Your job is to write out each record precisely as it stands.

▬▬▬▬▬▬▬▬▬▬

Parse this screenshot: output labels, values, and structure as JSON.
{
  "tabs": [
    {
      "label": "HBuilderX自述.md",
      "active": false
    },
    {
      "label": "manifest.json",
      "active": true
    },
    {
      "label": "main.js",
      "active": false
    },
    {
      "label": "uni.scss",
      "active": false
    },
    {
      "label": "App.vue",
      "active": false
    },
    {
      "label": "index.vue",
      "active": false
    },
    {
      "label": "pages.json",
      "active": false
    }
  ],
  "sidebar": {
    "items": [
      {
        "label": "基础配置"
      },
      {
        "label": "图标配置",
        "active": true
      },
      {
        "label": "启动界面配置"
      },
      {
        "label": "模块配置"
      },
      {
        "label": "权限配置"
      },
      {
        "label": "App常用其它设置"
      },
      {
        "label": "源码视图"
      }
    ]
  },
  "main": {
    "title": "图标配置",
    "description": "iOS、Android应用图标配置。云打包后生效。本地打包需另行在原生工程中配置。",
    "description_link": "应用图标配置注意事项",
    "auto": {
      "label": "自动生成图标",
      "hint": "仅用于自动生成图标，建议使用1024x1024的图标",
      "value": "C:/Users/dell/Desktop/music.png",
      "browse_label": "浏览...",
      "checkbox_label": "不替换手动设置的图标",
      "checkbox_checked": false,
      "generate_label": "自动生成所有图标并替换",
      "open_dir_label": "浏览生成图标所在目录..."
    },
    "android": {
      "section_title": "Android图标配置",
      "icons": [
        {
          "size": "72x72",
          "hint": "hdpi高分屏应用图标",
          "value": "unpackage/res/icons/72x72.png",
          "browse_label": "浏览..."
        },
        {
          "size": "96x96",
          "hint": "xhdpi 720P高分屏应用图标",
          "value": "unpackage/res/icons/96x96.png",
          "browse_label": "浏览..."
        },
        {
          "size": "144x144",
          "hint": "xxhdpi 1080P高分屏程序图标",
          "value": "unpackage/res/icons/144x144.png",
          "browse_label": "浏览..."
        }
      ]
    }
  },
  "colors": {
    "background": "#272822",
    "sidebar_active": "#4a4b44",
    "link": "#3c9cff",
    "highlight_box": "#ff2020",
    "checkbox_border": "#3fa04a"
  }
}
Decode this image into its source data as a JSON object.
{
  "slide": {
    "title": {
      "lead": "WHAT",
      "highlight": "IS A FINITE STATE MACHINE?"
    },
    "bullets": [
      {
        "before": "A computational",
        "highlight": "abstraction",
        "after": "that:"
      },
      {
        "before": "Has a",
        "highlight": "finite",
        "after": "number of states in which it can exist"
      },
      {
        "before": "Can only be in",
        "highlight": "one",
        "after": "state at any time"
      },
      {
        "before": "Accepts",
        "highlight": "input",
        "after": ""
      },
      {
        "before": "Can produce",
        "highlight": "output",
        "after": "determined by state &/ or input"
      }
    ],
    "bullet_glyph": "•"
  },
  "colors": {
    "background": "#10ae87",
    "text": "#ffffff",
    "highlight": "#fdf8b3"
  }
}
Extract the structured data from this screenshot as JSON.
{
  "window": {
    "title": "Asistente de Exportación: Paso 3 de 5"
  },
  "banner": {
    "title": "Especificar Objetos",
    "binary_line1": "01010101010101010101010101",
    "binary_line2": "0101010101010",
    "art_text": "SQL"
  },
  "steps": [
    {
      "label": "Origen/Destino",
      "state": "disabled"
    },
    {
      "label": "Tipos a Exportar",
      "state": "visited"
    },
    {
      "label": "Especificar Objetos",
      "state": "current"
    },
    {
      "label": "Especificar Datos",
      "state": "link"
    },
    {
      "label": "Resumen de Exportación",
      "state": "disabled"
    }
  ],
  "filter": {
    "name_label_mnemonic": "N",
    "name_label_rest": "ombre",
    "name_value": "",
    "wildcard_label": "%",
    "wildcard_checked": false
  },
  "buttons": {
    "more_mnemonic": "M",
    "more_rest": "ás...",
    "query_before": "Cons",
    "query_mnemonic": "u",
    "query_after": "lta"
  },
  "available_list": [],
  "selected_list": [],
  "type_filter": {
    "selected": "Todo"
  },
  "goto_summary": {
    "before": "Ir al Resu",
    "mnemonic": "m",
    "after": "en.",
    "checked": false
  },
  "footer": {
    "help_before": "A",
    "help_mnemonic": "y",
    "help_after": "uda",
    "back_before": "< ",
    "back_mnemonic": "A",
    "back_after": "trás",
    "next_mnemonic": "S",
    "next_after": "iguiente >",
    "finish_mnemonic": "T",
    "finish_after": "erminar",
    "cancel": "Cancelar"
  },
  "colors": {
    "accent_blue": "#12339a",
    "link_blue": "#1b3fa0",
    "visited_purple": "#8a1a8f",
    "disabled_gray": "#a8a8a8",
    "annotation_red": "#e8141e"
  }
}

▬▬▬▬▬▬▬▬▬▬

*Response*:
Parse this screenshot: output labels, values, and structure as JSON.
{
  "tabs": [
    {
      "label": "HBuilderX自述.md",
      "active": false
    },
    {
      "label": "manifest.json",
      "active": true
    },
    {
      "label": "main.js",
      "active": false
    },
    {
      "label": "uni.scss",
      "active": false
    },
    {
      "label": "App.vue",
      "active": false
    },
    {
      "label": "index.vue",
      "active": false
    },
    {
      "label": "pages.json",
      "active": false
    }
  ],
  "sidebar": {
    "items": [
      {
        "label": "基础配置"
      },
      {
        "label": "图标配置",
        "active": true
      },
      {
        "label": "启动界面配置"
      },
      {
        "label": "模块配置"
      },
      {
        "label": "权限配置"
      },
      {
        "label": "App常用其它设置"
      },
      {
        "label": "源码视图"
      }
    ]
  },
  "main": {
    "title": "图标配置",
    "description": "iOS、Android应用图标配置。云打包后生效。本地打包需另行在原生工程中配置。",
    "description_link": "应用图标配置注意事项",
    "auto": {
      "label": "自动生成图标",
      "hint": "仅用于自动生成图标，建议使用1024x1024的图标",
      "value": "C:/Users/dell/Desktop/music.png",
      "browse_label": "浏览...",
      "checkbox_label": "不替换手动设置的图标",
      "checkbox_checked": false,
      "generate_label": "自动生成所有图标并替换",
      "open_dir_label": "浏览生成图标所在目录..."
    },
    "android": {
      "section_title": "Android图标配置",
      "icons": [
        {
          "size": "72x72",
          "hint": "hdpi高分屏应用图标",
          "value": "unpackage/res/icons/72x72.png",
          "browse_label": "浏览..."
        },
        {
          "size": "96x96",
          "hint": "xhdpi 720P高分屏应用图标",
          "value": "unpackage/res/icons/96x96.png",
          "browse_label": "浏览..."
        },
        {
          "size": "144x144",
          "hint": "xxhdpi 1080P高分屏程序图标",
          "value": "unpackage/res/icons/144x144.png",
          "browse_label": "浏览..."
        }
      ]
    }
  },
  "colors": {
    "background": "#272822",
    "sidebar_active": "#4a4b44",
    "link": "#3c9cff",
    "highlight_box": "#ff2020",
    "checkbox_border": "#3fa04a"
  }
}
Decode this image into its source data as a JSON object.
{
  "slide": {
    "title": {
      "lead": "WHAT",
      "highlight": "IS A FINITE STATE MACHINE?"
    },
    "bullets": [
      {
        "before": "A computational",
        "highlight": "abstraction",
        "after": "that:"
      },
      {
        "before": "Has a",
        "highlight": "finite",
        "after": "number of states in which it can exist"
      },
      {
        "before": "Can only be in",
        "highlight": "one",
        "after": "state at any time"
      },
      {
        "before": "Accepts",
        "highlight": "input",
        "after": ""
      },
      {
        "before": "Can produce",
        "highlight": "output",
        "after": "determined by state &/ or input"
      }
    ],
    "bullet_glyph": "•"
  },
  "colors": {
    "background": "#10ae87",
    "text": "#ffffff",
    "highlight": "#fdf8b3"
  }
}
Extract the structured data from this screenshot as JSON.
{
  "window": {
    "title": "Asistente de Exportación: Paso 3 de 5"
  },
  "banner": {
    "title": "Especificar Objetos",
    "binary_line1": "01010101010101010101010101",
    "binary_line2": "0101010101010",
    "art_text": "SQL"
  },
  "steps": [
    {
      "label": "Origen/Destino",
      "state": "disabled"
    },
    {
      "label": "Tipos a Exportar",
      "state": "visited"
    },
    {
      "label": "Especificar Objetos",
      "state": "current"
    },
    {
      "label": "Especificar Datos",
      "state": "link"
    },
    {
      "label": "Resumen de Exportación",
      "state": "disabled"
    }
  ],
  "filter": {
    "name_label_mnemonic": "N",
    "name_label_rest": "ombre",
    "name_value": "",
    "wildcard_label": "%",
    "wildcard_checked": false
  },
  "buttons": {
    "more_mnemonic": "M",
    "more_rest": "ás...",
    "query_before": "Cons",
    "query_mnemonic": "u",
    "query_after": "lta"
  },
  "available_list": [],
  "selected_list": [],
  "type_filter": {
    "selected": "Todo"
  },
  "goto_summary": {
    "before": "Ir al Resu",
    "mnemonic": "m",
    "after": "en.",
    "checked": false
  },
  "footer": {
    "help_before": "A",
    "help_mnemonic": "y",
    "help_after": "uda",
    "back_before": "< ",
    "back_mnemonic": "A",
    "back_after": "trás",
    "next_mnemonic": "S",
    "next_after": "iguiente >",
    "finish_mnemonic": "T",
    "finish_after": "erminar",
    "cancel": "Cancelar"
  },
  "colors": {
    "accent_blue": "#12339a",
    "link_blue": "#1b3fa0",
    "visited_purple": "#8a1a8f",
    "disabled_gray": "#a8a8a8",
    "annotation_red": "#e8141e"
  }
}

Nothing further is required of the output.